[Start of section]

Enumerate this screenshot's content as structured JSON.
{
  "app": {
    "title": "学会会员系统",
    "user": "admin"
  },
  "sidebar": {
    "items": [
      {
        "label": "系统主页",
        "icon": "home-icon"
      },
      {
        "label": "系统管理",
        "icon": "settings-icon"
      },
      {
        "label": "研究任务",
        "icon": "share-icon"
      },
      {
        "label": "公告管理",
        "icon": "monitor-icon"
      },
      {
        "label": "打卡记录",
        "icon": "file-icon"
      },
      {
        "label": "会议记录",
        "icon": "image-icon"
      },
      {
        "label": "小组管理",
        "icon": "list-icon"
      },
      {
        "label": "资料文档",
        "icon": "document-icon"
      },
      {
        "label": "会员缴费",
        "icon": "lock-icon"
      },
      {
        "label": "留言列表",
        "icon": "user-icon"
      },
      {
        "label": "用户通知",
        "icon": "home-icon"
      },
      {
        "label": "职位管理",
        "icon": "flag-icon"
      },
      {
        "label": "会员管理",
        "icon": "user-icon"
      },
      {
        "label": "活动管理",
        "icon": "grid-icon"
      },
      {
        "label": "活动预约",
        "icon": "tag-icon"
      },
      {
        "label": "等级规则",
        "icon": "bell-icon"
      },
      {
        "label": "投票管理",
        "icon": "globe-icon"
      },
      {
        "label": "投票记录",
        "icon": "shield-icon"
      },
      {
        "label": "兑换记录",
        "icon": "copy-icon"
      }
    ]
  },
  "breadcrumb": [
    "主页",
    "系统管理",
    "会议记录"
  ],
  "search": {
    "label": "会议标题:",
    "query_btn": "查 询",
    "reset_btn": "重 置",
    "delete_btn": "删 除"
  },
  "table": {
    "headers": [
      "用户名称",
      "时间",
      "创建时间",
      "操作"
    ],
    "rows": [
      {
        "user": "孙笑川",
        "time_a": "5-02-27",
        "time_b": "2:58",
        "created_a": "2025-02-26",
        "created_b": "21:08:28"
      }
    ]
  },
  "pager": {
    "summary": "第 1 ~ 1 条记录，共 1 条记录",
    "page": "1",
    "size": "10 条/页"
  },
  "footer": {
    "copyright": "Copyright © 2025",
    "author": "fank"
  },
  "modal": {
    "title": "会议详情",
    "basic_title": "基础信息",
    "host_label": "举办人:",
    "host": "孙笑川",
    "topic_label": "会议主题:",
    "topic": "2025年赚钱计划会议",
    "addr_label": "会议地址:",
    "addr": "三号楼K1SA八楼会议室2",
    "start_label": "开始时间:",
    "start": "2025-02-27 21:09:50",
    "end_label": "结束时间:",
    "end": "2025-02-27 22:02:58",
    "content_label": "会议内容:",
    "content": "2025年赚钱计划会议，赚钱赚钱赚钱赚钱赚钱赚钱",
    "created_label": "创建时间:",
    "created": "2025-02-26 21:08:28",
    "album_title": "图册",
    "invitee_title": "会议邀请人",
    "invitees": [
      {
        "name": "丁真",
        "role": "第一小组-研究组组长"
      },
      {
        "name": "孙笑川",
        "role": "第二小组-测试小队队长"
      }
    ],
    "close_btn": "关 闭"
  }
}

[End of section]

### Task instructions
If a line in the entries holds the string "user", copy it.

### Written answer
    "user": "admin"
        "icon": "user-icon"
        "icon": "user-icon"
        "user": "孙笑川",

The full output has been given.